Although pro-democracy activists insist they merely want to reform the monarchy,Thai royalists say they activists want to overthrow the institution.
On November 17, police used tear gas and high-pressure water cannons to disperse crowds outside parliament after lawmakers rejected a draft charter backed by the pro-democracy movement.
Two days later, Prime Minister Prayuth threatened to apply Section 112 of the Thai Criminal Code, which punishes lese-majeste, in full force.
"It is necessary for the government and security agencies to enhance our measures by enforcing all the pertaining laws against protesters who violate the law or infringe on the rights and freedoms of other citizens," he said.
Undeterred by the government's threats, demonstrators gathered on November 25 around the Siam Commercial Bank headquarters — in which the king is a major shareholder — to demand greater transparency of the monarch's finances.
The rally was held after police had summoned 12 protest leaders for questioning over royal defamation allegations — the first formal application of the lese-majeste law in more than two years.
"I am not afraid. I understand that invoking this law is the government's plan to suppress us," Patsaravalee Tanakitvibulpon, a 25-year-old engineering student and prominent activist accused of defaming the monarchy, told DW.
Patsaravalee is one of the leading protest figures calling for reforms to the monarchy.
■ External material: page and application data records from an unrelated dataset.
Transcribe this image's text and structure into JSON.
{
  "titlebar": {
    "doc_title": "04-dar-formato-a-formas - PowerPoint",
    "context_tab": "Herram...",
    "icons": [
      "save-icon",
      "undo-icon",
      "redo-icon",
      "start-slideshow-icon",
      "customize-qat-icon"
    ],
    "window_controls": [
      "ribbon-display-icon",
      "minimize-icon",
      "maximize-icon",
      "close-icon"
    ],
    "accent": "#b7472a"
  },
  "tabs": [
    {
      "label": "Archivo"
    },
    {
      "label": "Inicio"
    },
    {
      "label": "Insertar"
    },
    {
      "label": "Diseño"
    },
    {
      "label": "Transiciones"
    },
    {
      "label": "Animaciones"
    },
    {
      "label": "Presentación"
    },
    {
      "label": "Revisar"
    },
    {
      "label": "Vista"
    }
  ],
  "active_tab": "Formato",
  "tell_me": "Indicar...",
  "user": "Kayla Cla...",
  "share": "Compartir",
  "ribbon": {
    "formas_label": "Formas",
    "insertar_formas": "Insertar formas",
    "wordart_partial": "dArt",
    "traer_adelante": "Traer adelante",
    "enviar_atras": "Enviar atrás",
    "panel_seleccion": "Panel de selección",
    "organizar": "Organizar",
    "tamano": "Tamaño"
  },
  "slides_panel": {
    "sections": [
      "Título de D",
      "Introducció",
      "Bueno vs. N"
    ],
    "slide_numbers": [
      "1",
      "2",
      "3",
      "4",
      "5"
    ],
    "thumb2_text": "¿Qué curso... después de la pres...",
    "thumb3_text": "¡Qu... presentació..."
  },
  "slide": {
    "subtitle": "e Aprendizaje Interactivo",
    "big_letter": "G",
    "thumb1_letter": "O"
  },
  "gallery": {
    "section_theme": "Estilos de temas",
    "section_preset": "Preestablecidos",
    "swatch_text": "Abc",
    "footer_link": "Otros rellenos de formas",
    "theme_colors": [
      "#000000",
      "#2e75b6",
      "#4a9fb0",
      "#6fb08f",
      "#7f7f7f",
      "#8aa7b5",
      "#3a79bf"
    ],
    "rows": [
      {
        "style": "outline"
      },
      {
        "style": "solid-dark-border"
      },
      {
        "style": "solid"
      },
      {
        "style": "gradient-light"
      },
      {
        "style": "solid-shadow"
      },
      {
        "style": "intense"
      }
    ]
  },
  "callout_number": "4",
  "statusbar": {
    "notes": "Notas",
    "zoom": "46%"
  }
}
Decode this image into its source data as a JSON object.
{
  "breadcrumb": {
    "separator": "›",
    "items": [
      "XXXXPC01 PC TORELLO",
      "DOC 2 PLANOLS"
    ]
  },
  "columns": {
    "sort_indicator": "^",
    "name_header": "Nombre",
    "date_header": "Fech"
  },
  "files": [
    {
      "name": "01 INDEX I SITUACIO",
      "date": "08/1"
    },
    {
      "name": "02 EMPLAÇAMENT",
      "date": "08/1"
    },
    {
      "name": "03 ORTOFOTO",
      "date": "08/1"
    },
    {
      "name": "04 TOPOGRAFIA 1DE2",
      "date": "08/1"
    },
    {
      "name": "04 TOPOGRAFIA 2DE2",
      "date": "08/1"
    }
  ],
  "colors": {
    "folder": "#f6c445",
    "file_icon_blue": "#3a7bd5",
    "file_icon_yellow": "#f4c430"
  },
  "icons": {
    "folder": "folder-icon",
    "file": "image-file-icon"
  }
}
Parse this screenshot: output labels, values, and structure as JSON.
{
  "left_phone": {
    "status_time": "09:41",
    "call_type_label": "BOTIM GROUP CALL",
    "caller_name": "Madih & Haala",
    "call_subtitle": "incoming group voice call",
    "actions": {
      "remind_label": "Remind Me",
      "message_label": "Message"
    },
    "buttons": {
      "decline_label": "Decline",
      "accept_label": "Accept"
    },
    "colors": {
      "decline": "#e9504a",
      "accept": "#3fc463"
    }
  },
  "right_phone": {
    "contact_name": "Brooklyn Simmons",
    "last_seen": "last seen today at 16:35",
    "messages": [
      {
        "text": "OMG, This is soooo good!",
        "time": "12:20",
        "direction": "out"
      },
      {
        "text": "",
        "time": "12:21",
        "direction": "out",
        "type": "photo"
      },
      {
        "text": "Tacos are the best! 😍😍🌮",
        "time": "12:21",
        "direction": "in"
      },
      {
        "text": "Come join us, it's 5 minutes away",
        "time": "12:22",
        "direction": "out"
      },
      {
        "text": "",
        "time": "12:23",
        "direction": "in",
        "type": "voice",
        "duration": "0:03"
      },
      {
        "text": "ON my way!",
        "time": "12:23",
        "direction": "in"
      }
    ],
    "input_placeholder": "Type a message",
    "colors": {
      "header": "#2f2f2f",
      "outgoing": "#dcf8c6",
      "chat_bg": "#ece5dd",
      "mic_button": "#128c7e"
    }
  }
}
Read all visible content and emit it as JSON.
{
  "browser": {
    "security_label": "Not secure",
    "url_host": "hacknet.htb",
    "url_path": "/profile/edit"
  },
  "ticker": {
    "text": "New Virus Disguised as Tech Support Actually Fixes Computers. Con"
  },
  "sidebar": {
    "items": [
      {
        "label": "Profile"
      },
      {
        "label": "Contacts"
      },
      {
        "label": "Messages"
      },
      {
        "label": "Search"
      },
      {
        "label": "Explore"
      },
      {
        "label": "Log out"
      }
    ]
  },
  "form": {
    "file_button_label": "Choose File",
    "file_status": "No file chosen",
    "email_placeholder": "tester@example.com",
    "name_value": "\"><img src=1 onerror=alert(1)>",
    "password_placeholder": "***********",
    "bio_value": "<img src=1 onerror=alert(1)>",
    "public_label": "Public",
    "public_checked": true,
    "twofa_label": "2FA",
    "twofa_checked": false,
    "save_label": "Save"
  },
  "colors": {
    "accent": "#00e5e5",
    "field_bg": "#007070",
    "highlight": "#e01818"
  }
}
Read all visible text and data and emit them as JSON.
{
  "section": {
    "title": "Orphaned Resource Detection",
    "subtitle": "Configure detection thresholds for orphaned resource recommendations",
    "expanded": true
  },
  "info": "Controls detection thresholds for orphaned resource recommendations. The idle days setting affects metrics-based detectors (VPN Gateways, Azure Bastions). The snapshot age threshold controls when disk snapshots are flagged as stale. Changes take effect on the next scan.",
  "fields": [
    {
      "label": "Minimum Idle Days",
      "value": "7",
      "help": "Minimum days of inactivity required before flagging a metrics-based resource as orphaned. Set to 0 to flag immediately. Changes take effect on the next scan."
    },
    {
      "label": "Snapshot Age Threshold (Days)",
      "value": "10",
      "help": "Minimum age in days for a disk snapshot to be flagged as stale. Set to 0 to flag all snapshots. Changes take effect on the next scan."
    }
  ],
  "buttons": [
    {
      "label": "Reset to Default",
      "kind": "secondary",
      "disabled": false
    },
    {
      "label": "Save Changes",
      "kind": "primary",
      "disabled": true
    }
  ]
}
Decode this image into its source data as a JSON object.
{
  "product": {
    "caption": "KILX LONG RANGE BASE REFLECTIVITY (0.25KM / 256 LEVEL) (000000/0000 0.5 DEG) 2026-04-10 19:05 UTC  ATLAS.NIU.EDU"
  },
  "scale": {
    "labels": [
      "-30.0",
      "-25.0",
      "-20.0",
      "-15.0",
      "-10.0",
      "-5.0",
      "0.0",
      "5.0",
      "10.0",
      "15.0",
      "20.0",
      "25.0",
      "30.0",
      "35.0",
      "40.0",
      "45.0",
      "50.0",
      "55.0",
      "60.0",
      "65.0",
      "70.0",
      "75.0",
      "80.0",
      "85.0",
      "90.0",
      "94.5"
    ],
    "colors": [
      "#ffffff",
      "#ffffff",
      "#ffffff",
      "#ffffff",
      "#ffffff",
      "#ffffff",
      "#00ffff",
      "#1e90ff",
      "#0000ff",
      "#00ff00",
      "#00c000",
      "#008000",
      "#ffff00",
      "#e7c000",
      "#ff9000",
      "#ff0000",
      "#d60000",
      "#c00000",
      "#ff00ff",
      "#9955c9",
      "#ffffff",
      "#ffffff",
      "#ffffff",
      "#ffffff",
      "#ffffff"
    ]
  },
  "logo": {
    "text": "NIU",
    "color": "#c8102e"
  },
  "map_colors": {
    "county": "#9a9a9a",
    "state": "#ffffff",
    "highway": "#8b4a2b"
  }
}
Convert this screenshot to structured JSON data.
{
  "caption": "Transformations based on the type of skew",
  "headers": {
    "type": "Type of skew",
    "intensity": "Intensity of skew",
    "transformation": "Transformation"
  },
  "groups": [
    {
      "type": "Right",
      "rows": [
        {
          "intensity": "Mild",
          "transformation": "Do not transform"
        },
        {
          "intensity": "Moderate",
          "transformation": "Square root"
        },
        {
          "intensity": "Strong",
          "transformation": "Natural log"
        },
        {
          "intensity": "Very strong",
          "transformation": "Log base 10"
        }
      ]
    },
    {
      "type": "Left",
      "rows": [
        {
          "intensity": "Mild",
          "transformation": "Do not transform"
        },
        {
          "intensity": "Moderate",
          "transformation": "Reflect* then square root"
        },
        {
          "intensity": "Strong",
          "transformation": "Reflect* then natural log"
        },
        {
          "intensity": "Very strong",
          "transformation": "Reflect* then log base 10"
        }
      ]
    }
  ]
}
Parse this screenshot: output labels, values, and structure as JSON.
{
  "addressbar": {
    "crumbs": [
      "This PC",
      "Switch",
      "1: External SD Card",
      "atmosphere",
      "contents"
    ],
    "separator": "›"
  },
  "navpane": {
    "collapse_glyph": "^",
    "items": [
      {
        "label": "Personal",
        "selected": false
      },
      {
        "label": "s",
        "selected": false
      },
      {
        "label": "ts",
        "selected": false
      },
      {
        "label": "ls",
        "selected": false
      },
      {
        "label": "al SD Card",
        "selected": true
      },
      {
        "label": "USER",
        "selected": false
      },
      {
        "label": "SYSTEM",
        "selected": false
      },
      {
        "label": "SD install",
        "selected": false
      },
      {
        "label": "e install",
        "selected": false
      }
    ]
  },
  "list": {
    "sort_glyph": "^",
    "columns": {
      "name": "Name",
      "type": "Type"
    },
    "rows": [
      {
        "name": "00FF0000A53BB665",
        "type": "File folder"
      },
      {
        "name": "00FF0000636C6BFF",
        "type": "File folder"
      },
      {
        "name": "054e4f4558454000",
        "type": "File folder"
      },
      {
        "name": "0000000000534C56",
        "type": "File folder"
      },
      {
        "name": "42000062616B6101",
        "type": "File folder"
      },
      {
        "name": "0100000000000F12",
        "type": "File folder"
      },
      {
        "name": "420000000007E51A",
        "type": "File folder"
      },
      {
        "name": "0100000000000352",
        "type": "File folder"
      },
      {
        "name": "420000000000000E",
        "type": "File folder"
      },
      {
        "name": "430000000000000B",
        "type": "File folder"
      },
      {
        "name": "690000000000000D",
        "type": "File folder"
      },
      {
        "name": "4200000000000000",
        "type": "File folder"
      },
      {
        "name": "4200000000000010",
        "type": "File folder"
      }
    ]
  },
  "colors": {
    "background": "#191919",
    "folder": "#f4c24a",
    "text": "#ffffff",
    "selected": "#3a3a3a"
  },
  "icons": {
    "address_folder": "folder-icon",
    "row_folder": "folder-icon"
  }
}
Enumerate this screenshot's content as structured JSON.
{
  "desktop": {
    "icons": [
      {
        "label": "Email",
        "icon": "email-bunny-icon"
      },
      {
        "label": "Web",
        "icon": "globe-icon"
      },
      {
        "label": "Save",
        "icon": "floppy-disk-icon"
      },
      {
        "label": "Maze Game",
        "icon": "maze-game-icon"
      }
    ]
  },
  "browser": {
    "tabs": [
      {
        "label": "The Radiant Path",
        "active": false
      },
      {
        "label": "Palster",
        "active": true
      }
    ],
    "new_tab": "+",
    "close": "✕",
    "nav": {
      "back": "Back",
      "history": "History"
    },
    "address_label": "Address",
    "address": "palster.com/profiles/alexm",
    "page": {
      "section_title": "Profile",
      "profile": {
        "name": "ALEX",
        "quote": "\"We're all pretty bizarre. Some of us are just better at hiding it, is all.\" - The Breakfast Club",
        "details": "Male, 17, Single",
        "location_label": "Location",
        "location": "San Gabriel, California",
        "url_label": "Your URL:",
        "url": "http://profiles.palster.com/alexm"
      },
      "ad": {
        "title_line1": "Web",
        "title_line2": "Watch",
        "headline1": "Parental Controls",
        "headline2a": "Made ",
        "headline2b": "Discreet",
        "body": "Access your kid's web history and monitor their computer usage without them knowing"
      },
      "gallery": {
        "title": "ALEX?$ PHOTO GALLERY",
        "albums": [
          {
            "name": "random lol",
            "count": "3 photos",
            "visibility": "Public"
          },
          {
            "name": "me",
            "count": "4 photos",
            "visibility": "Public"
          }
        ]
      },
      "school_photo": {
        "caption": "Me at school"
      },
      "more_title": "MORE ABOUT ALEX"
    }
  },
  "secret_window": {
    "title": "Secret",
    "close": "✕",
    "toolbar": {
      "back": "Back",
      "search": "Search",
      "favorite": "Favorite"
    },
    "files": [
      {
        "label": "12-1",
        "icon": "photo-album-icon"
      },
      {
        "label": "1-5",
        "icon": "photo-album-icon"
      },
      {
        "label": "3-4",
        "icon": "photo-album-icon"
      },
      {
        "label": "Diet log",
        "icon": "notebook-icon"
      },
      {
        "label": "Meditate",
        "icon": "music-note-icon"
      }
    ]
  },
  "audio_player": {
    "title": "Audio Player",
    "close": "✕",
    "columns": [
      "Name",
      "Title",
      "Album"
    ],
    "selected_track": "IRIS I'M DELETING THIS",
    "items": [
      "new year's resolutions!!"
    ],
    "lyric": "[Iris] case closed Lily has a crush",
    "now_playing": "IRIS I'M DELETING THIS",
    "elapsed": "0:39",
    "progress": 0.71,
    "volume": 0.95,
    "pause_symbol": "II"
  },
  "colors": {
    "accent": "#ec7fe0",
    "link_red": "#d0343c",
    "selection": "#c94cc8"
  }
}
She is facing charges of royal defamation.
Speaking about the law, Patsaravalee said, "I think it is illegitimate to enforce this law… to obstruct people's freedom to speak the truth even though there are now many accusations about royal involvement in politics."
Since the 2014 coup led by Prayuth — a loyal monarchist who stayed on as prime minister following the general election in March last year — at least 98 persons were charged with lese-majeste, according to human rights organization iLaw.
Critics have argued for years that the law's unclear boundaries give authorities leeway to interpret the rule broadly and leave room for political abuse.
While has not been invoked in recent years, other vaguely worded legislation, such as the Computer Crime Act and sedition law, have been serving as additional legal avenues for the government to crack down on dissidents.
In June this year, Prayuth told the country that the king, on compassionate grounds, had instructed the government not to enforce Article 112 for persecutions.
But for protesters like Patsaravalee, the revival of the lese-majeste law, despite this promise, shows that authorities are willing to use every political weapon to curb the pro-democracy movement.
"The government is always ready to use every means at their disposal to obstruct the freedom of the people and retain their grip on power," she said.
The law against royal defamation— which the United Nations has said is "inconsistent with international law and should be repealed" — has been in place since the early 1900s.
It has also been embodied in Thailand's constitutions, which state: "The King shall be enthroned in a position of revered worship and shall not be violated. No person shall expose the King to any sort of accusation or action."
Thai monarchs had absolute power for hundreds of years, until a 1932 revolution ushered in a constitutional monarchy.
But despite losing absolute power, the royal family has retained an influential role and powerful supporters, as traditionalists still view the monarchy as a sacred institution.
"This kind of law was already repealed in other countries where the king is head of state. Even in those where this law still exists, the punishment is not harsh, whereas its use in Thailand has increased in frequency and each time, it is used for political gains," Patsaravalee told DW.